ORDER AND FINDINGS & RECOMMENDATIONS
Plaintiff is a state prisoner proceeding pro se with a first amended civil rights complaint filed pursuant to 42 U.S.C. § 1983.
I. MOTION FOR LEAVE TO FILE SECOND AMENDED COMPLAINT On July 19, 2012, plaintiff filed a motion for leave to amend to file a second
amended complaint. (Dkt. No. 30.) To date, defendants have not
responded to plaintiff's motion for leave to amend.*fn1
Accordingly, the defendants will be ordered to show cause
within twenty-one days of the date of this order why plaintiff's
motion for leave to amend to file a second
amended complaint should not be granted.
II. MOTION FOR DEFAULT JUDGMENT
Plaintiff also filed a motion for default judgment on August 3, 2012. Obtaining a default judgment in federal court is a two-step process. See Symantec Corp. v. Global Impact, Inc., 559 F.3d 922, 923 (9th Cir. 2009) (noting the two-step process of entering a default and entering a default judgment); Eitel v. McCool, 782 F.2d 1470, 1471 (9th Cir. 1986) ("Eitel apparently fails to understand the two-step process required by Rule 55."). First, the party seeking such a judgment must obtain an entry of default. This step is governed by Federal Rule of Civil Procedure 55(a) which provides as follows:
Entering a Default. When a party against whom a judgment for affirmative relief is sought has failed to plead or otherwise defend, and that failure is shown by affidavit or otherwise, the clerk must enter the party's default.
Second, after default is entered, the party seeking default judgment may request entry of such judgment in one of two ways. See FED. R. CIV. P. 55(b). The party may request entry of default judgment by the Clerk "[i]f the plaintiff's claim is for a sum certain or a sum that can be made by computation." FED. R. CIV. P. 55(b)(1). "In all other cases, the party must apply to the court for a default judgment." FED. R. CIV. P. 55(b)(2).
Because there is a two-step process for obtaining a default judgment, courts routinely deny motions for default judgment where default has not been previously entered. See Leubner v. County of San Joaquin, Civ. No. 08-0853, 2012 WL 530192, at *1 (E.D. Cal. Feb. 17, 2012) (citing Marty v. Green, Civ. No. 11-1823, 2011 WL 320303, at *3 (E.D. Cal. Jan. 28, 2011)); Norman v. Small, Civ. No. 09-2233, 2010 WL 5173683, at *2 (S.D. Cal. Dec. 14, 2010); Bach v. Mason, 190 F.R.D. 567, 574 (D. Idaho 1999)), report and recommendation adopted by, 2012 WL 895430 (E.D. Cal. Mar. 15, 2012). In this case, plaintiff did not request or obtain a clerk's entry of default against the defendants.
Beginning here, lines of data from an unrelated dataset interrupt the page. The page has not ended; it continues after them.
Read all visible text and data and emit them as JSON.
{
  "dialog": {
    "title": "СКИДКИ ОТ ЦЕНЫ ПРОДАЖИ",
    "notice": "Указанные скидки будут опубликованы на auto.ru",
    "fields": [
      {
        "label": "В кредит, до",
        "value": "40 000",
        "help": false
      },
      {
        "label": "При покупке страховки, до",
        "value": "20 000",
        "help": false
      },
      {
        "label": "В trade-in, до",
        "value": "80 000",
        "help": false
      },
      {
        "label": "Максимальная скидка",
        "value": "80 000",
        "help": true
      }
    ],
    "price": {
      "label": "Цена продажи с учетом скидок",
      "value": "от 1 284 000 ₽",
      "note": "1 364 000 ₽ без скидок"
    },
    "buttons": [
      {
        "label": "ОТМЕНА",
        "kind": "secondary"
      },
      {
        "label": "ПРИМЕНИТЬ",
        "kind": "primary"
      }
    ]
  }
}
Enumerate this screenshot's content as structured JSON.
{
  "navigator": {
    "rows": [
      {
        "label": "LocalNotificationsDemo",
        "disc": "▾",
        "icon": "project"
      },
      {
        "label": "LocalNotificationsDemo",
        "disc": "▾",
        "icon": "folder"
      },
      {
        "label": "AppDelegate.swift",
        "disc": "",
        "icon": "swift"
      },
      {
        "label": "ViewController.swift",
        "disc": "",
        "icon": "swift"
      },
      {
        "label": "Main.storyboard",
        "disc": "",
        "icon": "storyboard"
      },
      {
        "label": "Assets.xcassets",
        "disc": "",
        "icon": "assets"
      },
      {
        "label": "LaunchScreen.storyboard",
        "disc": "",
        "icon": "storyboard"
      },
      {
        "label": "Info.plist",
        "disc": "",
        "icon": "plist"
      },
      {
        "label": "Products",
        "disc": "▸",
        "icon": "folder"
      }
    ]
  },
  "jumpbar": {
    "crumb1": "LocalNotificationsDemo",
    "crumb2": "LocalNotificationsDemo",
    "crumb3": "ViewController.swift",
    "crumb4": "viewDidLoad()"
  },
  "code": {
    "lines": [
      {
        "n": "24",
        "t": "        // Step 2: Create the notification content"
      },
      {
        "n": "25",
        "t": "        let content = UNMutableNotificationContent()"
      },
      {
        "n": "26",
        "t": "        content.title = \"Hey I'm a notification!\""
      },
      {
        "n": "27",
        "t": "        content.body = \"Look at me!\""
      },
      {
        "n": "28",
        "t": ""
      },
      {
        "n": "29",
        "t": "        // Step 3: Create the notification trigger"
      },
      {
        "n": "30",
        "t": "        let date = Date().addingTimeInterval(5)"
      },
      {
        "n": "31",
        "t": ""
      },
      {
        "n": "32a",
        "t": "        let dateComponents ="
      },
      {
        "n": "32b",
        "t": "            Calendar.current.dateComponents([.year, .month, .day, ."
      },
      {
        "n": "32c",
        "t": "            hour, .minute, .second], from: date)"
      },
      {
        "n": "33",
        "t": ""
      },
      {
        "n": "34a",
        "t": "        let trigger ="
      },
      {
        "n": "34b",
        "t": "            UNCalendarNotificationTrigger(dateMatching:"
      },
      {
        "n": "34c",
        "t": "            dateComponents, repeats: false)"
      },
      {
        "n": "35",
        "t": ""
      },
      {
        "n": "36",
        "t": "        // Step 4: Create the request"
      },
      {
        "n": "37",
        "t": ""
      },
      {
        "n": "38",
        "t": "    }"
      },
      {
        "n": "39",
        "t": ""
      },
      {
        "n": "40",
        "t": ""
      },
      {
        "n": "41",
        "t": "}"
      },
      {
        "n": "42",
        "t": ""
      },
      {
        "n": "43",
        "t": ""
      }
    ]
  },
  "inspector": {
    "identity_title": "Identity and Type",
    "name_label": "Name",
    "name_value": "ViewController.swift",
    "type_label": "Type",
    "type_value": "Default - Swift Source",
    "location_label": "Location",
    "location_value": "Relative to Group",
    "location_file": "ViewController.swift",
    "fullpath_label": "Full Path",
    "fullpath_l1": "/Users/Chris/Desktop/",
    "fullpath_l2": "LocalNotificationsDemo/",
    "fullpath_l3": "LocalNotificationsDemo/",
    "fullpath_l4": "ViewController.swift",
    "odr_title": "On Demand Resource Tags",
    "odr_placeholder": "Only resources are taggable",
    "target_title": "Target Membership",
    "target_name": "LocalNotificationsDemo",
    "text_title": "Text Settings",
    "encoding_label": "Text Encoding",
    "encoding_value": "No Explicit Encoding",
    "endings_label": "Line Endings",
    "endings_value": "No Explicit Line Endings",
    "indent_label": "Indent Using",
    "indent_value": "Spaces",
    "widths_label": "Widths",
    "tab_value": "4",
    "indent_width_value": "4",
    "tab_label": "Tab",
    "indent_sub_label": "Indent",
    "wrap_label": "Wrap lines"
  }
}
Accordingly, plaintiff's motion for default judgment is not well-supported and should be denied.
III. PLAINTIFF'S MOTION FOR SUMMARY JUDGMENT
Plaintiff has also filed a motion for summary judgment. (See Dkt. No. 34.) Federal Rule of Civil Procedure 56(a) provides as follows with respect to a motion for summary judgment:
A party may move for summary judgment, identifying each claim or defense -- or the part of each claim or defense -- on which summary judgment is sought. The court shall grant summary judgment if the movant shows that there is no genuine dispute as to any material issue of fact and the movant is entitled to judgment as a matter of law. The court should state on the record the reasons for granting or denying the motion.
Discovery has not yet commenced in this case. Indeed, as noted above, defendants have filed a motion to dismiss plaintiff's first amended complaint and that motion is still currently pending before the court. Thus, Plaintiff's motion for summary judgment is premature at this time and will be denied without prejudice.
Accordingly, IT IS HEREBY ...